Lorretta Pickard’s loved ones want to know why she was not rescued from her burning home in Lakeland last November. The 76-year-old told 911 dispatchers she was confined to a walker and stayed on the phone for many minutes before she took her last breaths inside the burning home.
Why didn’t firefighters try to save her? Why did a fire captain shoot video of the fire scene and share it on Snapchat? Why did Lorretta have to die? Her family members posed those questions to Polk County Commissioners on Tuesday morning.
Amber Addision is Pickard’s niece. “I’m here to speak to say that something has to be done. This is just, I don’t even know why we’re here today. I don’t know why it wasn’t handled properly,” Addison told commissioners, fighting back the tears. “He, Williams, made so many errors.”
The Williams that Addison is referring to is Captain James Williams, who was at the center of an 8 on Your Side Investigation and now a county investigation. He was the supervisor in charge at the fire scene and is also the person who fire officials say shot the snapchat video.
Heather Tuck, Pickard’s Goddaughter also addressed commissioners. “I wanted to be a part of this because I loved her very much,” said Tuck. “And I want justice for her.”
Linda Weckle also spoke. “Lorretta Pickard was my sister,” Weckle told commissioners. “I am here so that no other family will have to go through what our family went (through). We want there to be changes made and people to step up and tell the truth.”

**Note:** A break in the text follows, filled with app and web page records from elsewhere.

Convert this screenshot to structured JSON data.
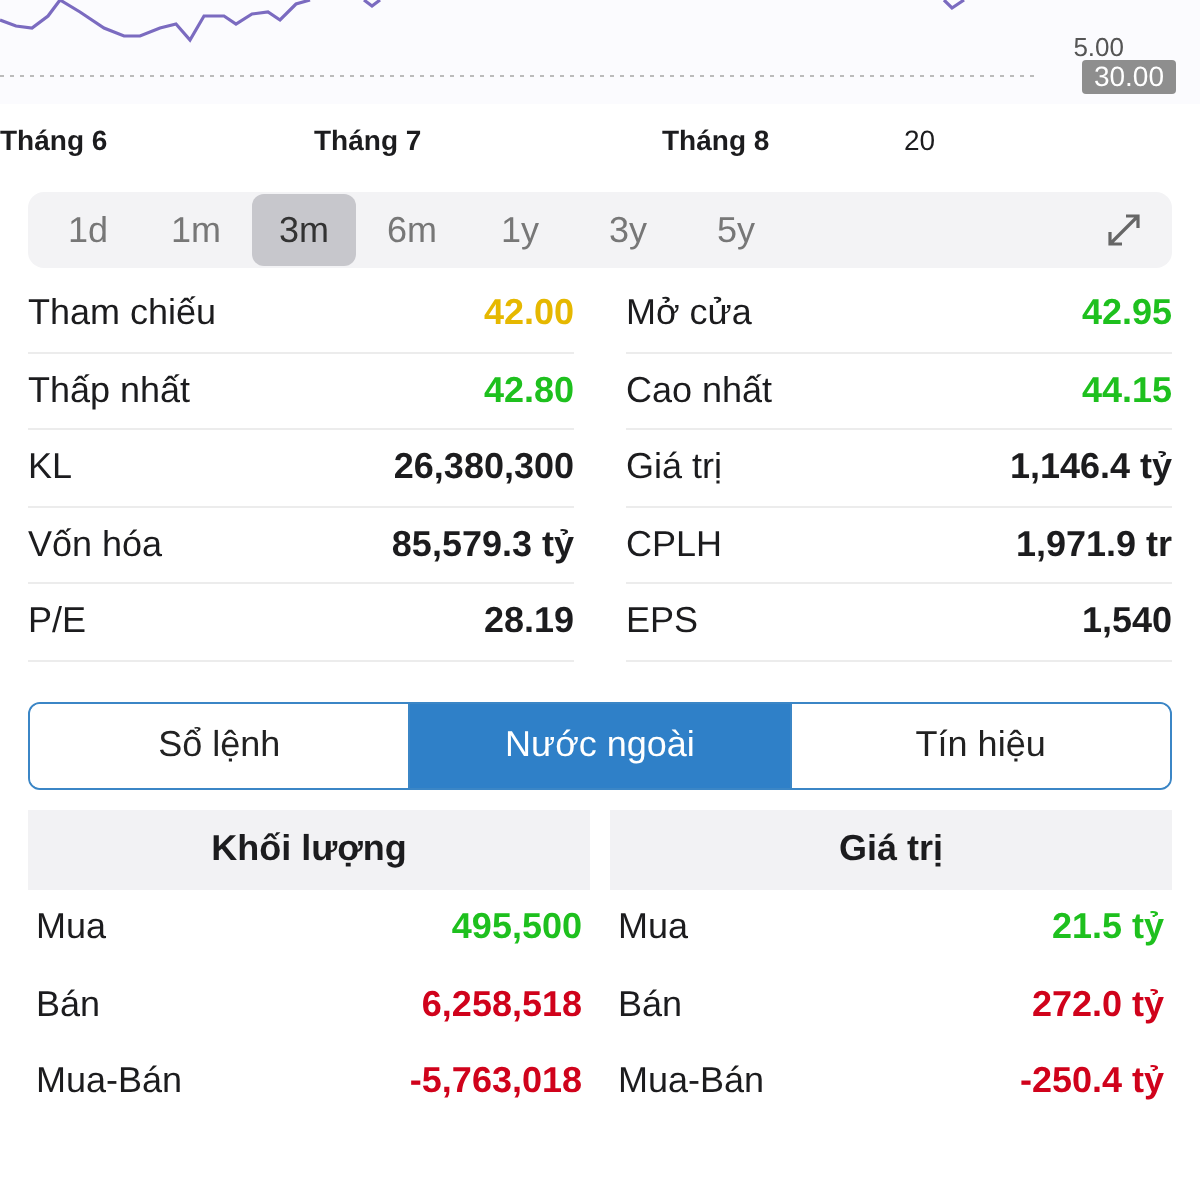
{
  "chart": {
    "price_labels": [
      "5.00"
    ],
    "price_tags": [
      "30.00"
    ],
    "x_labels": [
      "Tháng 6",
      "Tháng 7",
      "Tháng 8",
      "20"
    ]
  },
  "periods": [
    {
      "label": "1d",
      "selected": false
    },
    {
      "label": "1m",
      "selected": false
    },
    {
      "label": "3m",
      "selected": true
    },
    {
      "label": "6m",
      "selected": false
    },
    {
      "label": "1y",
      "selected": false
    },
    {
      "label": "3y",
      "selected": false
    },
    {
      "label": "5y",
      "selected": false
    }
  ],
  "stats": [
    {
      "label": "Tham chiếu",
      "value": "42.00",
      "color": "#e6b800"
    },
    {
      "label": "Mở cửa",
      "value": "42.95",
      "color": "#1ec01e"
    },
    {
      "label": "Thấp nhất",
      "value": "42.80",
      "color": "#1ec01e"
    },
    {
      "label": "Cao nhất",
      "value": "44.15",
      "color": "#1ec01e"
    },
    {
      "label": "KL",
      "value": "26,380,300",
      "color": "#1c1c1e"
    },
    {
      "label": "Giá trị",
      "value": "1,146.4 tỷ",
      "color": "#1c1c1e"
    },
    {
      "label": "Vốn hóa",
      "value": "85,579.3 tỷ",
      "color": "#1c1c1e"
    },
    {
      "label": "CPLH",
      "value": "1,971.9 tr",
      "color": "#1c1c1e"
    },
    {
      "label": "P/E",
      "value": "28.19",
      "color": "#1c1c1e"
    },
    {
      "label": "EPS",
      "value": "1,540",
      "color": "#1c1c1e"
    }
  ],
  "tabs": [
    {
      "label": "Sổ lệnh",
      "selected": false
    },
    {
      "label": "Nước ngoài",
      "selected": true
    },
    {
      "label": "Tín hiệu",
      "selected": false
    }
  ],
  "foreign": [
    {
      "heading": "Khối lượng",
      "rows": [
        {
          "label": "Mua",
          "value": "495,500",
          "color": "#1ec01e"
        },
        {
          "label": "Bán",
          "value": "6,258,518",
          "color": "#d0021b"
        },
        {
          "label": "Mua-Bán",
          "value": "-5,763,018",
          "color": "#d0021b"
        }
      ]
    },
    {
      "heading": "Giá trị",
      "rows": [
        {
          "label": "Mua",
          "value": "21.5 tỷ",
          "color": "#1ec01e"
        },
        {
          "label": "Bán",
          "value": "272.0 tỷ",
          "color": "#d0021b"
        },
        {
          "label": "Mua-Bán",
          "value": "-250.4 tỷ",
          "color": "#d0021b"
        }
      ]
    }
  ]
}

“Tell them to hurry!” Pickard can be heard telling a 911 dispatcher once she learned firefighters were on scene. Sadly, Loretta died in her home and her rescuers never came for her, even after spending 20 minutes on the phone with 911.
Fire officials told 8 On Your Side that Captain James Williams was suspended for one day, for recording video of the fire, and then sharing it on Snapchat. County officials admitted that Loretta may have still been alive in the burning home at the time.
Fire Chief Tony Stravino has publicly defended Captain Williams actions that night, telling 8 On Your Side that the crew attempted to enter the home but it was too hot.
8 On Your Side uncovered recordings that contradict their accounts of what happened.
Dispatchers repeatedly told Captain Williams that someone was inside, yet radio transmissions from Williams that night appeared to show that he was confused if anyone was even inside.
His first reported actions on scene were a “defensive attack” which means in firefighter terms, they’re going to fight the fire from the outside. Minutes later, Captain Williams called over the radio for backup, and cited a policy that two firefighters must be outside before two can go in.
Chief Stravino admitted that policy does not apply in a life or death situation, and said that it was from a, “lack of knowledge on his part.”